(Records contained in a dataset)
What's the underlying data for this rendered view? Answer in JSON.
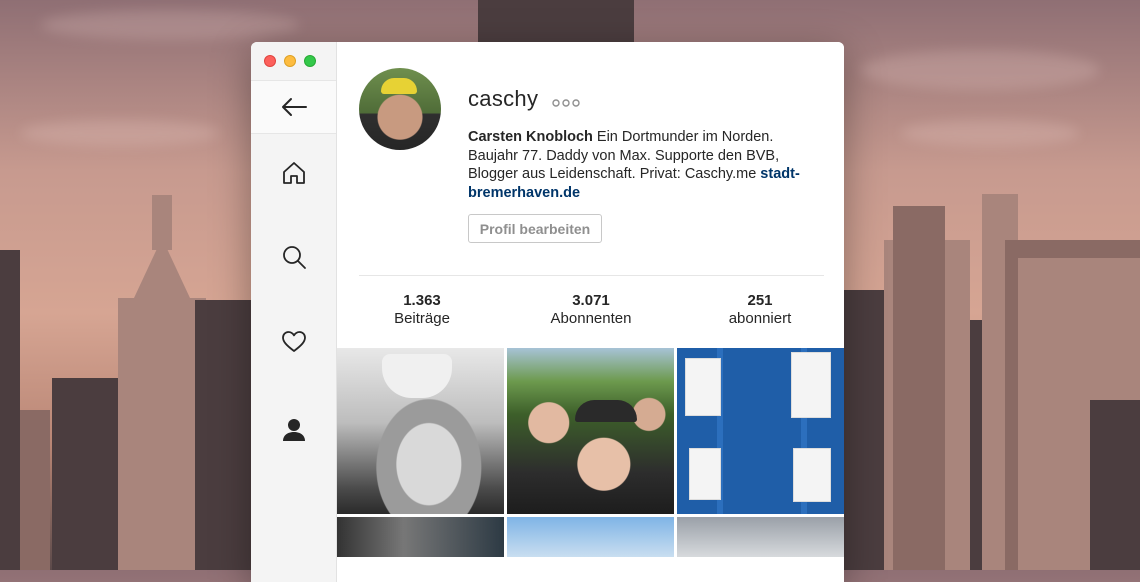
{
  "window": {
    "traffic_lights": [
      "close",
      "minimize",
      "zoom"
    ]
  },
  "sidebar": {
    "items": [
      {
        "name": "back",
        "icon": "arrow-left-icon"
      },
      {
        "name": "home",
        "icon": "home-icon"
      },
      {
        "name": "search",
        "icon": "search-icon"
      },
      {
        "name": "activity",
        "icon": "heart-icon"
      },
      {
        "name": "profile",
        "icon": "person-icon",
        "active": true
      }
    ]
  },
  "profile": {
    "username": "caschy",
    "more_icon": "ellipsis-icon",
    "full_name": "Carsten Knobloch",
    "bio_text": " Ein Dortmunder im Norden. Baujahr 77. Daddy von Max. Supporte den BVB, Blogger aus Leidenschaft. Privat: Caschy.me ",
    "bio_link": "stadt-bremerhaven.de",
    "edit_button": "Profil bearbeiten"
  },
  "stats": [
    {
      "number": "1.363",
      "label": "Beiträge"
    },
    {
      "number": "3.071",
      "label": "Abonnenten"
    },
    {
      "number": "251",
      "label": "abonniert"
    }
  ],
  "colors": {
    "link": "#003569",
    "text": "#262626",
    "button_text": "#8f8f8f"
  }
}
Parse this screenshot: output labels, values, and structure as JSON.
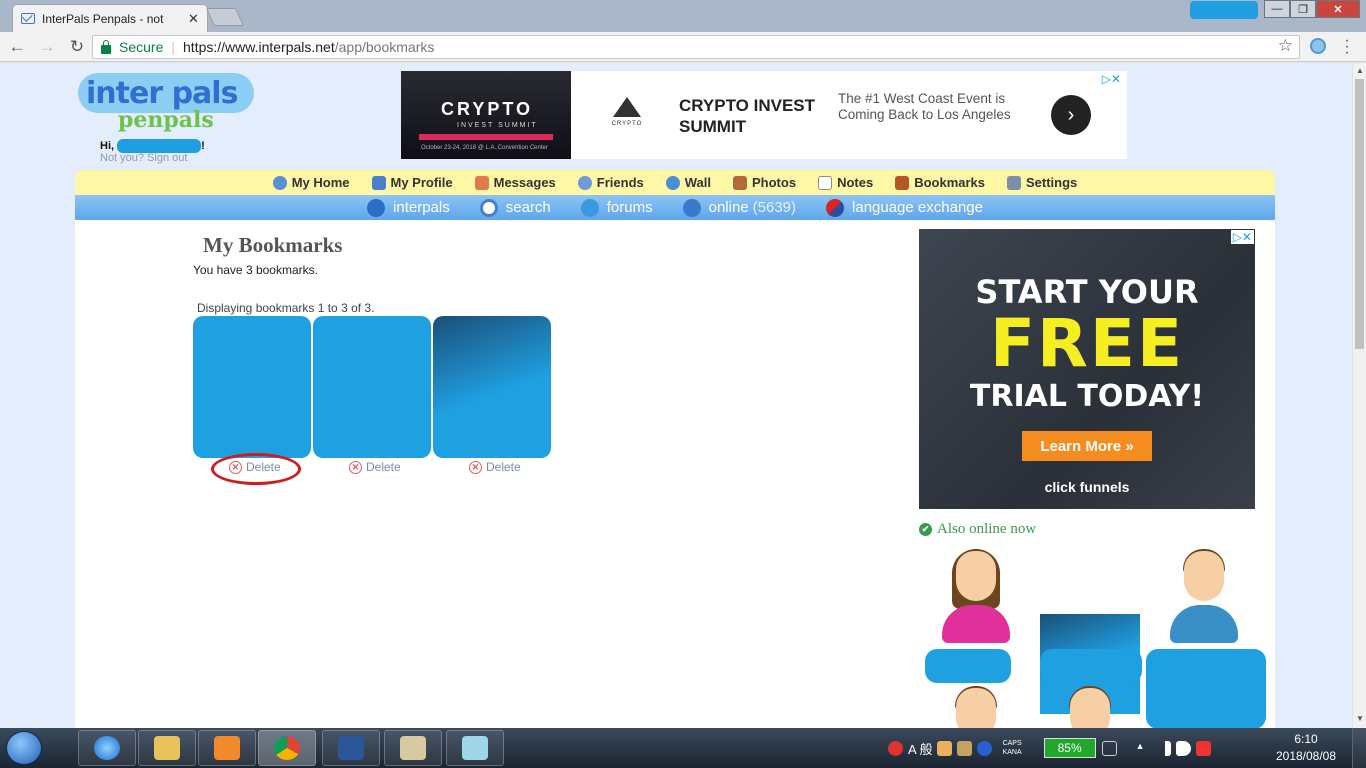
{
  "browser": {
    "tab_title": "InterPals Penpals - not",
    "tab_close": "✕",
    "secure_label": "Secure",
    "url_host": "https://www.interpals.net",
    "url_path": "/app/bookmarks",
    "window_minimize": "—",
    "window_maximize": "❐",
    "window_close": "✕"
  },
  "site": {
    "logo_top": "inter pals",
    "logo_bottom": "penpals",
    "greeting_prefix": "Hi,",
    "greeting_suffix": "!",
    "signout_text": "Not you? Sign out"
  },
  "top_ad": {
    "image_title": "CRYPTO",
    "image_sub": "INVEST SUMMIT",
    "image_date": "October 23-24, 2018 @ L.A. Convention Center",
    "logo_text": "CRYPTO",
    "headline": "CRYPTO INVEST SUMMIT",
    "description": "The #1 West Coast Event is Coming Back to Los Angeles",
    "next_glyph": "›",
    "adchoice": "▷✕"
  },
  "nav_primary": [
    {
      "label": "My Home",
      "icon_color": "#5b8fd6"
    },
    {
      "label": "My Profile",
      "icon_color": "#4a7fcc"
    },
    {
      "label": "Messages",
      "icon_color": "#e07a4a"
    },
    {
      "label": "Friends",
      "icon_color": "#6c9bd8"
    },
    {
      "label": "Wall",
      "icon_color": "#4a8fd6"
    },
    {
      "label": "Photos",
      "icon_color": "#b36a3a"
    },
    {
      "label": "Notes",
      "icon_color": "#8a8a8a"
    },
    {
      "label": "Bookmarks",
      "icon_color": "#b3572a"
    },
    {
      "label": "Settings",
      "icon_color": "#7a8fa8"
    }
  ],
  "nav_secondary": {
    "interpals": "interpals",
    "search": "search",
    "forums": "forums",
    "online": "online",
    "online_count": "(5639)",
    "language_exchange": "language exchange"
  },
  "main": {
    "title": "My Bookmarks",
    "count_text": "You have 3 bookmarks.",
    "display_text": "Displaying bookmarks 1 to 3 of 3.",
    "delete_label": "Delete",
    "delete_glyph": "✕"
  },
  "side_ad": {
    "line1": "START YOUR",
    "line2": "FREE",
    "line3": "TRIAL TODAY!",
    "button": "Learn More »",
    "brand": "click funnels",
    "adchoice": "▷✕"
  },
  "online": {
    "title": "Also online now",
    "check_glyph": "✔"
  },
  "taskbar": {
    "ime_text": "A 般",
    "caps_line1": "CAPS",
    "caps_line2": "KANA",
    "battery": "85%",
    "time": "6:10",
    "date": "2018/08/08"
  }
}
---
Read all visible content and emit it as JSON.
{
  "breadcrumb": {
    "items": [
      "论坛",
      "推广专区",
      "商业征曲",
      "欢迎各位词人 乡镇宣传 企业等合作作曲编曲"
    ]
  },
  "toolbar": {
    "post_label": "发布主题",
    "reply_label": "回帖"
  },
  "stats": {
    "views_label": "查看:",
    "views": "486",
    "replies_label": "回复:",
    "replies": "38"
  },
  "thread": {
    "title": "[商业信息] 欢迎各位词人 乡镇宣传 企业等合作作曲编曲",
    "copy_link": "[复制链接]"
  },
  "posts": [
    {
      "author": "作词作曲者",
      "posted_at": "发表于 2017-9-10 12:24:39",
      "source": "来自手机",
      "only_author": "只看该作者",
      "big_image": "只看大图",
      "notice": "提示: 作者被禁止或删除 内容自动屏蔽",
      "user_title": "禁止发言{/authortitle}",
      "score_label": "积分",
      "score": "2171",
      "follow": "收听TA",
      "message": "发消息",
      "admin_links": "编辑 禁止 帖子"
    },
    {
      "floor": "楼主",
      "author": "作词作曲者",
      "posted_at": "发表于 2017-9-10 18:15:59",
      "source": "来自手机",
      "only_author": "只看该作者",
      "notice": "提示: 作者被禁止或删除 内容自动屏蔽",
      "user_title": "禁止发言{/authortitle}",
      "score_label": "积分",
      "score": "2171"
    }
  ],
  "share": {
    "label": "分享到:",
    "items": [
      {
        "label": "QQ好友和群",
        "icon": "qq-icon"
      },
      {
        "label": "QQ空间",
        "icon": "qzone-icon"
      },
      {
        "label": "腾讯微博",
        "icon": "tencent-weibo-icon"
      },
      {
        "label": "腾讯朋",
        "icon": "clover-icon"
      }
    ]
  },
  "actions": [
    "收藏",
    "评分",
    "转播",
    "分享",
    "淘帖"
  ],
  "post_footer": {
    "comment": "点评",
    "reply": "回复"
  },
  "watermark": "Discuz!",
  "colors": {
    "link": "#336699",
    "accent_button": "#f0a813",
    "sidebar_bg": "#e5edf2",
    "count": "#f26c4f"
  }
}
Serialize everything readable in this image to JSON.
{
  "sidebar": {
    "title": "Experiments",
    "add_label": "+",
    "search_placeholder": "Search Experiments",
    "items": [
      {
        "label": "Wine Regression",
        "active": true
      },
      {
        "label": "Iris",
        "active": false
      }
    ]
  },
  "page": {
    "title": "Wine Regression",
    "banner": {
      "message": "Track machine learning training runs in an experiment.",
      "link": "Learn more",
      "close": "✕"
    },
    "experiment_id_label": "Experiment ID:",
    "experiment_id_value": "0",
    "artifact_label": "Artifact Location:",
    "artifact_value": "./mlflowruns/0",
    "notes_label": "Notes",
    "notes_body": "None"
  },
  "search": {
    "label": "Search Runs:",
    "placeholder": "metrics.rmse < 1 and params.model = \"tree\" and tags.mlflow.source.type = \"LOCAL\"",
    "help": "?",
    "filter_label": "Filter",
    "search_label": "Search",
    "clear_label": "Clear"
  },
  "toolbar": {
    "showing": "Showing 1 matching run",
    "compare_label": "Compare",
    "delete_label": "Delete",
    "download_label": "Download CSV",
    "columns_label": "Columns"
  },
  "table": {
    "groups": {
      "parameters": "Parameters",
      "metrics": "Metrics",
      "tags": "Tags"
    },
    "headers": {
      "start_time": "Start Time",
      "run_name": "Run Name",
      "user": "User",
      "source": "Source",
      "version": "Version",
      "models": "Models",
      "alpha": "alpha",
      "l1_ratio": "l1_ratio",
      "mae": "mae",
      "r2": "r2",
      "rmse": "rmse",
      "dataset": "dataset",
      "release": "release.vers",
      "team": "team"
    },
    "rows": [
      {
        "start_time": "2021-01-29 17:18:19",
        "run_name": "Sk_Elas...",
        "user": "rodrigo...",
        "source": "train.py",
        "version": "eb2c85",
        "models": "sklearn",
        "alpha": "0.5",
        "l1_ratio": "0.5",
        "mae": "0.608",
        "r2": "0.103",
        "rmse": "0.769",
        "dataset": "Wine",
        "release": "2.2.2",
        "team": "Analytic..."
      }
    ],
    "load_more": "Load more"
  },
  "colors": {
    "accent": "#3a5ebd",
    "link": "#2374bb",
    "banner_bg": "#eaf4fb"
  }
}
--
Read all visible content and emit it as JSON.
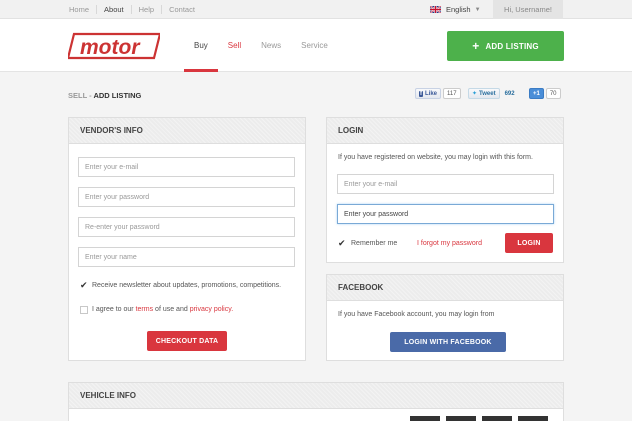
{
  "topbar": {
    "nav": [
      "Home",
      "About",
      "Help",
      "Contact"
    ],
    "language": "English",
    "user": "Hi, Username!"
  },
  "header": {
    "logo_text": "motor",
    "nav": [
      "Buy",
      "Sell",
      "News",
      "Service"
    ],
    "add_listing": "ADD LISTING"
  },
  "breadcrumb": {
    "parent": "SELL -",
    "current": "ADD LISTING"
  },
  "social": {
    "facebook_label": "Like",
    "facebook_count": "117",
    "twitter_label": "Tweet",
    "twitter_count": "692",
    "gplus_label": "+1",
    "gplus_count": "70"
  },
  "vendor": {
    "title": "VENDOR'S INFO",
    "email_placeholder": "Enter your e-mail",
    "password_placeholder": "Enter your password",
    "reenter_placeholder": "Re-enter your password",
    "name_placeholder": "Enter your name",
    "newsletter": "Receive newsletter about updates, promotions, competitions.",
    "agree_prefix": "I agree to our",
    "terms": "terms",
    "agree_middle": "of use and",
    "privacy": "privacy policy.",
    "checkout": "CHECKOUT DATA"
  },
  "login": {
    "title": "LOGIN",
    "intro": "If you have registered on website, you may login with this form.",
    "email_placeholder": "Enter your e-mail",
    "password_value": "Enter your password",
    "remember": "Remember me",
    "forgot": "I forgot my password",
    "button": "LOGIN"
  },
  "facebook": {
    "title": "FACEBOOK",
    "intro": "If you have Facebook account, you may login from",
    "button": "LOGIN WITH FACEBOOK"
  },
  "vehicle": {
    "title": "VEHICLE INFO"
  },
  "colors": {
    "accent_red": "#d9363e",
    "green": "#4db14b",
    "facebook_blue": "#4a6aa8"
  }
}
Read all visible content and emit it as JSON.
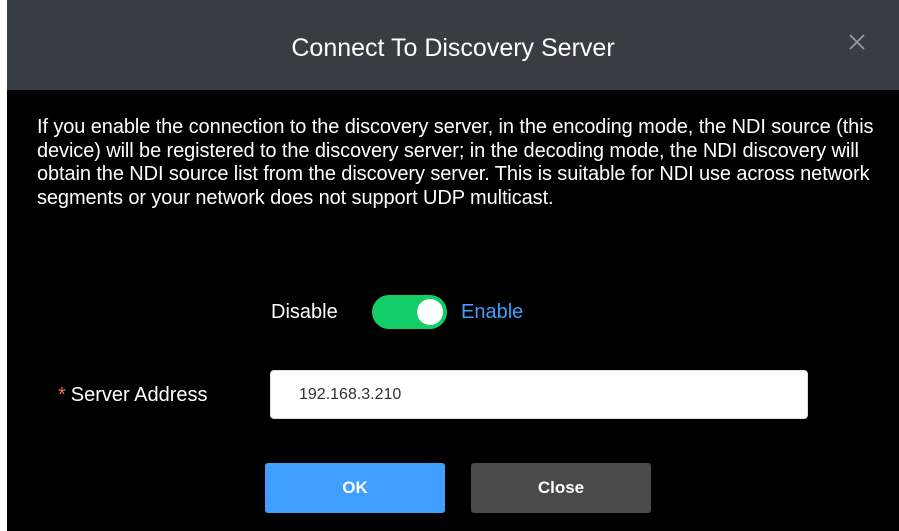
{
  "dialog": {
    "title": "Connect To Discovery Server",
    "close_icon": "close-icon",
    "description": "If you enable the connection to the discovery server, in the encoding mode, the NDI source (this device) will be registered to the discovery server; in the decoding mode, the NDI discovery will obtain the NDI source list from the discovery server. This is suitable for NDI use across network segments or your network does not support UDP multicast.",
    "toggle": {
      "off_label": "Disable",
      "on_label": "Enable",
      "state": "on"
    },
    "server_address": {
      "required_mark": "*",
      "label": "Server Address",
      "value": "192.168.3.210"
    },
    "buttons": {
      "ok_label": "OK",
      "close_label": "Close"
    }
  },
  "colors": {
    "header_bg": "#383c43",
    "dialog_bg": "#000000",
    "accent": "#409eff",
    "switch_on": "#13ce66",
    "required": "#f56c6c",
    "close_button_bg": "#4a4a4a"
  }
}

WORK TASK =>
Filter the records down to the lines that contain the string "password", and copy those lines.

ANSWER FOR THE TASK =>
    "password_placeholder": "Enter your password",
    "reenter_placeholder": "Re-enter your password",
    "password_value": "Enter your password",
    "forgot": "I forgot my password",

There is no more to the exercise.